Data provided:
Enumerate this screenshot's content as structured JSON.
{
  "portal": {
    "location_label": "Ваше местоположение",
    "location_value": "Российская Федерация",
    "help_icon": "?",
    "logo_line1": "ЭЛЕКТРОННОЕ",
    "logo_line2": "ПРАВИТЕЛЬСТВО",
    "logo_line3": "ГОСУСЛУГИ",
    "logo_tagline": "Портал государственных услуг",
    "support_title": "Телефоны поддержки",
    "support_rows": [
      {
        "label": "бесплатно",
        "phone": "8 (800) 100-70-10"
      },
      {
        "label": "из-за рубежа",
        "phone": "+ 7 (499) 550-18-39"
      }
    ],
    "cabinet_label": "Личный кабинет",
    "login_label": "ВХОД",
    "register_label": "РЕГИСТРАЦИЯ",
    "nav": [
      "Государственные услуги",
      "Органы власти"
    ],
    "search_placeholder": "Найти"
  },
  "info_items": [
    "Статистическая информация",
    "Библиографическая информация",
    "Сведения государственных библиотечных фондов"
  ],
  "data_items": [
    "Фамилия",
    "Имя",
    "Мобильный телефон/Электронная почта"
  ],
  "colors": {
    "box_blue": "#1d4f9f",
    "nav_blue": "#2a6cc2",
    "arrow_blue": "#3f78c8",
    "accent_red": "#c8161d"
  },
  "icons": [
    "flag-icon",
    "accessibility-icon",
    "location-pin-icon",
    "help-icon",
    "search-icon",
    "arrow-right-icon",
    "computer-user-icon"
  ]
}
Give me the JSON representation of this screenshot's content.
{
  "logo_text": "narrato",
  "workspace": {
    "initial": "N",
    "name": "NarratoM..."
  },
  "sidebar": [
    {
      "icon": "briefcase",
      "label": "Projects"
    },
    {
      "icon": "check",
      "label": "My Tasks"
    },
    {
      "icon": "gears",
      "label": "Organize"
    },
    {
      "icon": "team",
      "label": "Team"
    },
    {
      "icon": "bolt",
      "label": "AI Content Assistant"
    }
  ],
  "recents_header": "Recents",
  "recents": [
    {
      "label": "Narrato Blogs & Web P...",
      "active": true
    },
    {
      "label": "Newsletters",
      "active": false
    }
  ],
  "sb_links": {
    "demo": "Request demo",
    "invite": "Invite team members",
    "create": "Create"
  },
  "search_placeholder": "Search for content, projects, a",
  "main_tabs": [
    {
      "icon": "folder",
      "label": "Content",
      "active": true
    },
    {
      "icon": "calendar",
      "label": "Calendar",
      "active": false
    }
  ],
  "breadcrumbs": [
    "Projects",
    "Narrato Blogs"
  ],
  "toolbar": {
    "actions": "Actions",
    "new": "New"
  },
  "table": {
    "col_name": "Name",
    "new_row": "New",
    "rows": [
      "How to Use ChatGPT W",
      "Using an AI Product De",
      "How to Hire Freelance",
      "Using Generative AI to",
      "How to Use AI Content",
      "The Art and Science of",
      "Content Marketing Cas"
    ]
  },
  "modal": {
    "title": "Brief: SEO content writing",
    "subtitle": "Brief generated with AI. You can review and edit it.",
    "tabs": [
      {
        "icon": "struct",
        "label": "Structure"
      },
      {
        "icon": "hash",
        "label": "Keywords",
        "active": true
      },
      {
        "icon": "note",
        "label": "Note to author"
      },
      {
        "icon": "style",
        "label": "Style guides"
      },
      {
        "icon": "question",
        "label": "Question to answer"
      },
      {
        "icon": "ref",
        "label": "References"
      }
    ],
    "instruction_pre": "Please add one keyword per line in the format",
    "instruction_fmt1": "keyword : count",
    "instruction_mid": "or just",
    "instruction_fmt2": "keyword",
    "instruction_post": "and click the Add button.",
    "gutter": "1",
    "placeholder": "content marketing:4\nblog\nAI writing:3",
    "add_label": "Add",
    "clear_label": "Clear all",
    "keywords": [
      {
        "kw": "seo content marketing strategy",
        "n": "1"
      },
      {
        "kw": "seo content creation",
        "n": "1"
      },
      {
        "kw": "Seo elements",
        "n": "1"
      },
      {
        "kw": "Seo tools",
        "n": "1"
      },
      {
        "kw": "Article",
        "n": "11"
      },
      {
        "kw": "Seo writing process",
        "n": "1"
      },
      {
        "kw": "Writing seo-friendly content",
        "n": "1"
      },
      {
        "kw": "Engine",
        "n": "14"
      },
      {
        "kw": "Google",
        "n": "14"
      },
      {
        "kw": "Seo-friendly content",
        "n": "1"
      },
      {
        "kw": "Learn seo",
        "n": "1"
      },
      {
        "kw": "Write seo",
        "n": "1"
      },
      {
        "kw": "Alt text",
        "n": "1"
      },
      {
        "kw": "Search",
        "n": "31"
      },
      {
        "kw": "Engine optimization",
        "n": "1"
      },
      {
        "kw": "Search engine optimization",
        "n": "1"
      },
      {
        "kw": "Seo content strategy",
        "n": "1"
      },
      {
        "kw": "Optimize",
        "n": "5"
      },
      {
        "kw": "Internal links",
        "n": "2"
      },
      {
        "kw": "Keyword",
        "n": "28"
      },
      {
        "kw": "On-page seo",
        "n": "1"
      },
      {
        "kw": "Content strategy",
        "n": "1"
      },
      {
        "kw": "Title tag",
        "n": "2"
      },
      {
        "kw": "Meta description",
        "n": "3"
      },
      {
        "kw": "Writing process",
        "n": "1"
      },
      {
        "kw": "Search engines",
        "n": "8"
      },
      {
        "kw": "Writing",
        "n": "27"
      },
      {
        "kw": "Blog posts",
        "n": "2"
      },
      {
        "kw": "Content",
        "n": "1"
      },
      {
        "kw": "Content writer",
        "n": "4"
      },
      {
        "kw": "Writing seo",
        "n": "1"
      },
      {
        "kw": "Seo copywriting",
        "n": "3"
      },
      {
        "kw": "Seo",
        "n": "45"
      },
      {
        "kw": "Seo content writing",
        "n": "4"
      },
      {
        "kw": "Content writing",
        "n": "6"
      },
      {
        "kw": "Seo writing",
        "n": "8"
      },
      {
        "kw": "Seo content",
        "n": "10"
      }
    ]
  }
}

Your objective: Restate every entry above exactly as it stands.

Solution for this problem:
Enumerate this screenshot's content as structured JSON.
{
  "portal": {
    "location_label": "Ваше местоположение",
    "location_value": "Российская Федерация",
    "help_icon": "?",
    "logo_line1": "ЭЛЕКТРОННОЕ",
    "logo_line2": "ПРАВИТЕЛЬСТВО",
    "logo_line3": "ГОСУСЛУГИ",
    "logo_tagline": "Портал государственных услуг",
    "support_title": "Телефоны поддержки",
    "support_rows": [
      {
        "label": "бесплатно",
        "phone": "8 (800) 100-70-10"
      },
      {
        "label": "из-за рубежа",
        "phone": "+ 7 (499) 550-18-39"
      }
    ],
    "cabinet_label": "Личный кабинет",
    "login_label": "ВХОД",
    "register_label": "РЕГИСТРАЦИЯ",
    "nav": [
      "Государственные услуги",
      "Органы власти"
    ],
    "search_placeholder": "Найти"
  },
  "info_items": [
    "Статистическая информация",
    "Библиографическая информация",
    "Сведения государственных библиотечных фондов"
  ],
  "data_items": [
    "Фамилия",
    "Имя",
    "Мобильный телефон/Электронная почта"
  ],
  "colors": {
    "box_blue": "#1d4f9f",
    "nav_blue": "#2a6cc2",
    "arrow_blue": "#3f78c8",
    "accent_red": "#c8161d"
  },
  "icons": [
    "flag-icon",
    "accessibility-icon",
    "location-pin-icon",
    "help-icon",
    "search-icon",
    "arrow-right-icon",
    "computer-user-icon"
  ]
}
Give me the JSON representation of this screenshot's content.
{
  "logo_text": "narrato",
  "workspace": {
    "initial": "N",
    "name": "NarratoM..."
  },
  "sidebar": [
    {
      "icon": "briefcase",
      "label": "Projects"
    },
    {
      "icon": "check",
      "label": "My Tasks"
    },
    {
      "icon": "gears",
      "label": "Organize"
    },
    {
      "icon": "team",
      "label": "Team"
    },
    {
      "icon": "bolt",
      "label": "AI Content Assistant"
    }
  ],
  "recents_header": "Recents",
  "recents": [
    {
      "label": "Narrato Blogs & Web P...",
      "active": true
    },
    {
      "label": "Newsletters",
      "active": false
    }
  ],
  "sb_links": {
    "demo": "Request demo",
    "invite": "Invite team members",
    "create": "Create"
  },
  "search_placeholder": "Search for content, projects, a",
  "main_tabs": [
    {
      "icon": "folder",
      "label": "Content",
      "active": true
    },
    {
      "icon": "calendar",
      "label": "Calendar",
      "active": false
    }
  ],
  "breadcrumbs": [
    "Projects",
    "Narrato Blogs"
  ],
  "toolbar": {
    "actions": "Actions",
    "new": "New"
  },
  "table": {
    "col_name": "Name",
    "new_row": "New",
    "rows": [
      "How to Use ChatGPT W",
      "Using an AI Product De",
      "How to Hire Freelance",
      "Using Generative AI to",
      "How to Use AI Content",
      "The Art and Science of",
      "Content Marketing Cas"
    ]
  },
  "modal": {
    "title": "Brief: SEO content writing",
    "subtitle": "Brief generated with AI. You can review and edit it.",
    "tabs": [
      {
        "icon": "struct",
        "label": "Structure"
      },
      {
        "icon": "hash",
        "label": "Keywords",
        "active": true
      },
      {
        "icon": "note",
        "label": "Note to author"
      },
      {
        "icon": "style",
        "label": "Style guides"
      },
      {
        "icon": "question",
        "label": "Question to answer"
      },
      {
        "icon": "ref",
        "label": "References"
      }
    ],
    "instruction_pre": "Please add one keyword per line in the format",
    "instruction_fmt1": "keyword : count",
    "instruction_mid": "or just",
    "instruction_fmt2": "keyword",
    "instruction_post": "and click the Add button.",
    "gutter": "1",
    "placeholder": "content marketing:4\nblog\nAI writing:3",
    "add_label": "Add",
    "clear_label": "Clear all",
    "keywords": [
      {
        "kw": "seo content marketing strategy",
        "n": "1"
      },
      {
        "kw": "seo content creation",
        "n": "1"
      },
      {
        "kw": "Seo elements",
        "n": "1"
      },
      {
        "kw": "Seo tools",
        "n": "1"
      },
      {
        "kw": "Article",
        "n": "11"
      },
      {
        "kw": "Seo writing process",
        "n": "1"
      },
      {
        "kw": "Writing seo-friendly content",
        "n": "1"
      },
      {
        "kw": "Engine",
        "n": "14"
      },
      {
        "kw": "Google",
        "n": "14"
      },
      {
        "kw": "Seo-friendly content",
        "n": "1"
      },
      {
        "kw": "Learn seo",
        "n": "1"
      },
      {
        "kw": "Write seo",
        "n": "1"
      },
      {
        "kw": "Alt text",
        "n": "1"
      },
      {
        "kw": "Search",
        "n": "31"
      },
      {
        "kw": "Engine optimization",
        "n": "1"
      },
      {
        "kw": "Search engine optimization",
        "n": "1"
      },
      {
        "kw": "Seo content strategy",
        "n": "1"
      },
      {
        "kw": "Optimize",
        "n": "5"
      },
      {
        "kw": "Internal links",
        "n": "2"
      },
      {
        "kw": "Keyword",
        "n": "28"
      },
      {
        "kw": "On-page seo",
        "n": "1"
      },
      {
        "kw": "Content strategy",
        "n": "1"
      },
      {
        "kw": "Title tag",
        "n": "2"
      },
      {
        "kw": "Meta description",
        "n": "3"
      },
      {
        "kw": "Writing process",
        "n": "1"
      },
      {
        "kw": "Search engines",
        "n": "8"
      },
      {
        "kw": "Writing",
        "n": "27"
      },
      {
        "kw": "Blog posts",
        "n": "2"
      },
      {
        "kw": "Content",
        "n": "1"
      },
      {
        "kw": "Content writer",
        "n": "4"
      },
      {
        "kw": "Writing seo",
        "n": "1"
      },
      {
        "kw": "Seo copywriting",
        "n": "3"
      },
      {
        "kw": "Seo",
        "n": "45"
      },
      {
        "kw": "Seo content writing",
        "n": "4"
      },
      {
        "kw": "Content writing",
        "n": "6"
      },
      {
        "kw": "Seo writing",
        "n": "8"
      },
      {
        "kw": "Seo content",
        "n": "10"
      }
    ]
  }
}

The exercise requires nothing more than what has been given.